US firms have made the most impact in the German legal market compared with their UK and German rivals, according to last year’s financial results published by Juve Rechtsmarkt magazine.
The German operation of Mayer Brown Rowe & Maw (MBR&M) has seen a 25.3 per cent increase in revenue per fee-earner (RPE) to E1.56m (£1.05m), the highest per cent change in RPE that the market has seen this year.
Its German turnover has increased by 41.1 per cent, from E26.5m (£17.84m) to E37.4m (£25.18m), a particularly impressive achievement given that the firm’s worldwide turnover grew by a relatively modest 7.5 per cent. As a result the firm now ranks at 22 when ranked by turnover, jumping four places from last year’s Juve40.
The US firm has ramped up its presence through a number of lateral hires, in particular from Ashurst and magic circle firm Clifford Chance. The firm has German offices in Cologne, Berlin and Frankfurt, which have all seen strong activity, particularly in the banking, finance and corporate sectors, but MBR&M German managing partner Reinhart Lange said the Frankfurt office is the “engine for our German operation”.
Lange told The Lawyer: “We’ve attracted high-value work and our international platform has given us more access to different areas of work.”
Weil Gotshal & Manges has slipped one place to nineteenth, but the US firm continues to grow.

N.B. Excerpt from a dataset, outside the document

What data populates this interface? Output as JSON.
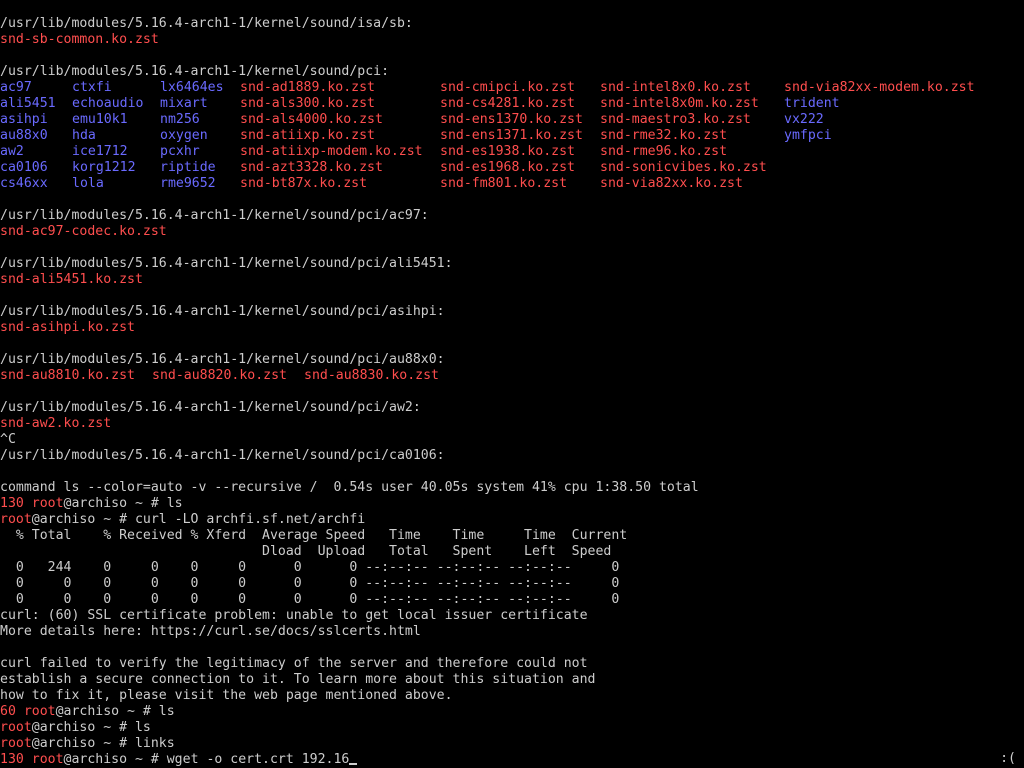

This year saw it post a turnover of E49m (£32.99m), up by just 2 per cent on the previous year, but revenue per equity partner (REP) rose by an impressive 14.9 per cent to E6.13m (£4.13m).
While several other US firms are busy recruiting, and indeed while Weil’s London office has been busy doing the same, Weil in Germany is more conservative. Germany managing partner Gerhard Schmidt said: “We prefer to generate our own business rather than buy it. We have a large portfolio of existing clients and the next six months are going to be super-busy as we have several very large transactions in the pipeline.”
Although this year has been tough for Baker & McKenzie after losing a number of rated partners to Latham &Watkins and other US firms, it has still managed to cling on to tenth position, posting a turnover of E92.2m (£62.1m), up by just 2.2 percent from E90.2m (£60.73m).
Other US firms wanting a piece of the German action are Skadden Arps Slate Meagher & Flom (turnover E30m (£20.2m)) and Hogan & Hartson Raue (E 18.7m (£12.59m)), which have stormed into the Juve chart, bagging the 28th and 41st places respectively.
Magic circle firms Freshfields Bruckhaus Deringer and Clifford Chance, meanwhile, have maintained their positions as leaders of the pack and are non-movers at first and second place with revenues of E322m (£216.8m) and E174m (£117.15m) respectively.
However, rival magic circle firm Linklaters, with its turnover rising by just 10 per cent to E168m (£113.11m), has failed to keep pace with Germany’s largest firm Hengeler Mueller.
There are still just three German law firms in the top 10. In addition to Hengeler, CMS Hasche Sigle remains in fifth place, posting a turnover of E160m (£107.73m), and Gleiss Lutz is seventh with a turnover of E104m (£70.02m).
Meanwhile, German firm Beiten Burkhardt has seen a steady rise in growth since its split from former merger partner KPMG. It boasted a terrific 19.6 per cent rise in turnover, from E58.6m (£39.45m) to E70.1m (£47.2m) and a REP of E1.6m (£1.08m).
The firm has also branched out its operations in Central and Eastern Europe by doubling its office space in Moscow and launching a new office in Kiev.
While Allen & Overy‘s (A&O) German operation has not yet managed to follow its fellow UK magic circle firms into the top 10, remaining in the latter half of the top 20, its turnover per fee-earner has increased by an impressive 22.2 per cent, boosting RPE to E533,000 (£358,860).
Norton Rose has witnessed the biggest increase in turnover per equity partner, which has increased by an astonishing 55.2 per cent to E2.38m (£1.6m) with an overall increase in turnover of 24.2 per cent to E19m (£12.79m).
Since Hasche Sigle took over Norton Rose’s Cologne office in early 2005, the firm’s German operation has grown steadily, particularly in the finance and insurance sectors.
This year the Frankfurt office was bolstered by the hire of three partners coming from magic circle firms A&O and Freshfields and US firm White & Case.
A newcomer to the chart is DLA Piper, which bursts onto the scene at number 44, posting a turnover of E14.7m (£9.9m). The firm first launched in Germany in Cologne back in 2004 and now has bases in Hamburg and Frankfurt following raids on Coudert Brothers and Luther Menold. But, as with all things DLA Piper, the firm does not intend to stop there.
As first reported by The Lawyer (26 June), the firm remains ambitious, with German managing partner Ulrich Jungst confirming that DLA Piper is looking for an opening in Munich.